The Triple Helix Transformative Teaching and Learning Model in Business Education is the second model I connected with as part of my evolving teaching practices. The Triple Helix Transformative Teaching and Learning Model is a framework for business education based on the idea that the context and learning environment must work together to provide students with hands-on experience and real-world knowledge. This approach to business education aims to create a more dynamic and adaptive learning environment and better prepare students for the challenges of the 21st century (Longmore et al., 2017).   

The conceptual construct is three-dimensional and developed around three key spheres: 

  • The whole learner, including emotions, reflection, and action.  
  • The content and knowledge, readings, research, industry, and projects. 
  • Other Learning Actions, Business partners, learning facilitators, and other learnings. 
“Triple spiral staircase in Museo do Pobo Galego,” by therefromhere, CC BY-NC-SA 2.0.

The intersection of the three spheres provides a socially constructed experience for the learner. This model considers the dynamic nature of interpersonal (reflection) and intrapersonal (interaction) as part of a learning cycle (Longmore et al., 2017). 

This approach is about co-creating new knowledge and understanding, which informs the planning and creation of assessments and lesson plans for a diverse student population (Longmore et al., 2017). Another way to state my view of this evolution in my teaching practices is moving from the deductive delivery of materials (traditional) to the idea of inductive learning (paradigm shift). 

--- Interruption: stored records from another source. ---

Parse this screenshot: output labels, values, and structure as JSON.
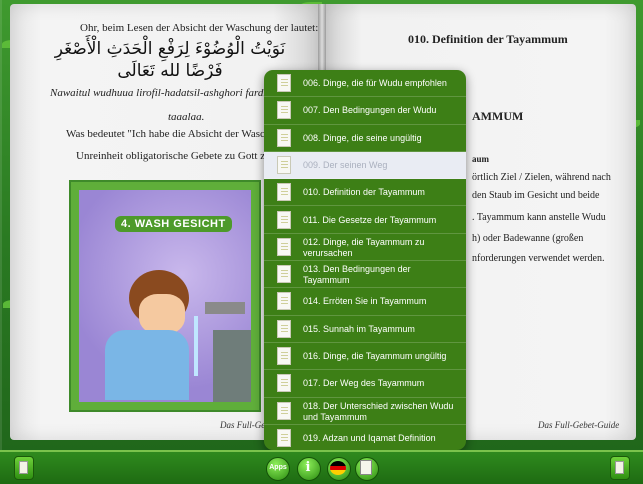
{
  "book": {
    "left": {
      "text1": "Ohr, beim Lesen der Absicht der Waschung der lautet:",
      "arabic": "نَوَيْتُ الْوُضُوْءَ لِرَفْعِ الْحَدَثِ الْأَصْغَرِ فَرْضًا لله تَعَالَى",
      "translit1": "Nawaitul wudhuua lirofil-hadatsil-ashghori fardhal li",
      "translit2": "taaalaa.",
      "text2": "Was bedeutet \"Ich habe die Absicht der Waschung",
      "text3": "Unreinheit obligatorische Gebete zu Gott zu bes",
      "illustration_title": "4. WASH GESICHT",
      "footer": "Das Full-Ge"
    },
    "right": {
      "title": "010. Definition der Tayammum",
      "heading": "AMMUM",
      "sub": "aum",
      "lines": [
        "örtlich Ziel / Zielen, während nach",
        "den Staub im Gesicht und beide",
        ".  Tayammum kann anstelle Wudu",
        "h)     oder     Badewanne     (großen",
        "nforderungen verwendet werden."
      ],
      "footer": "Das Full-Gebet-Guide"
    }
  },
  "menu": {
    "selected_index": 3,
    "items": [
      "006. Dinge, die für Wudu empfohlen",
      "007. Den Bedingungen der Wudu",
      "008. Dinge, die seine ungültig",
      "009. Der seinen Weg",
      "010. Definition der Tayammum",
      "011. Die Gesetze der Tayammum",
      "012. Dinge, die Tayammum zu verursachen",
      "013. Den Bedingungen der Tayammum",
      "014. Erröten Sie in Tayammum",
      "015. Sunnah im Tayammum",
      "016. Dinge, die Tayammum ungültig",
      "017. Der Weg des Tayammum",
      "018. Der Unterschied zwischen Wudu und Tayammum",
      "019. Adzan und Iqamat Definition"
    ]
  },
  "toolbar": {
    "app_label": "Apps",
    "info_glyph": "i",
    "icons": [
      "left-page-icon",
      "apps-icon",
      "info-icon",
      "german-flag-icon",
      "document-list-icon",
      "right-page-icon"
    ],
    "flag_colors": [
      "#000000",
      "#dd0000",
      "#ffce00"
    ]
  },
  "colors": {
    "accent_green": "#3d7f16",
    "page": "#eeeeee"
  }
}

An Ongoing Journey of Learning 

Three key learnings I have taken from the Teaching and Learning EDEV courses to date that I can consider in my business teaching practices include: 

  1. The intercultural implications and challenges for students new to the Canadian assessment and teaching practices. 
  1. How STEM learning can establish a welcoming learning environment for students while balancing the assessments with the rigor to deliver deeper learning as part of evolving practices. 
  1. Reflecting on myself as a teacher around developing practices and strategy presence while managing the challenges of dealing with learner styles. 

As I have consolidated my thoughts on key learnings and concepts that might influence my teaching practices, there is much to be considered to continue to evolve. It is not about “boiling the ocean.” Instead, it is about identifying incremental improvements over time as part of continuous improvement in a dynamic educational setting. Indeed, learning is a lifelong journey. 


British Columbia Institute of Technology Learning and Teaching Centre (BCIT) (2010). Writing learning outcomes.

Longmore, A.-L., Grant, G., & Golnaraghi, G. (2018). Closing the 21st-CenturyKnowledge Gap: Reconceptualizing Teaching and Learning to Transform Business Education. Journal of Transformative Education, 16(3), 197–219. https://doi.org/10.1177/1541344617738514 

Nelson, N. (2022). Teaching Theory to Practical Students. [PPT]. eConestoga. 

Elan Paulson

Elan Paulson, PhD, has been an educator in Ontario's higher education system since 2004. Before joining Conestoga as a Teaching and Learning Consultant, Elan was on the executive team at eCampusOntario. She previously served as Program Director and as an instructor in professional education programs at Western University's Faculty of Education. With a Master's in Educational Technology, Elan specializes in technology-enabled and collaborative learning to support diverse learners. She has also conducted research on faculty participation in communities of practice for professional learning and self-care.

Did you find what you are looking for? How easy was it to find what you are looking for?
Enter your email if you'd like us to contact you regarding with your feedback.
Thank you for submitting your feedback!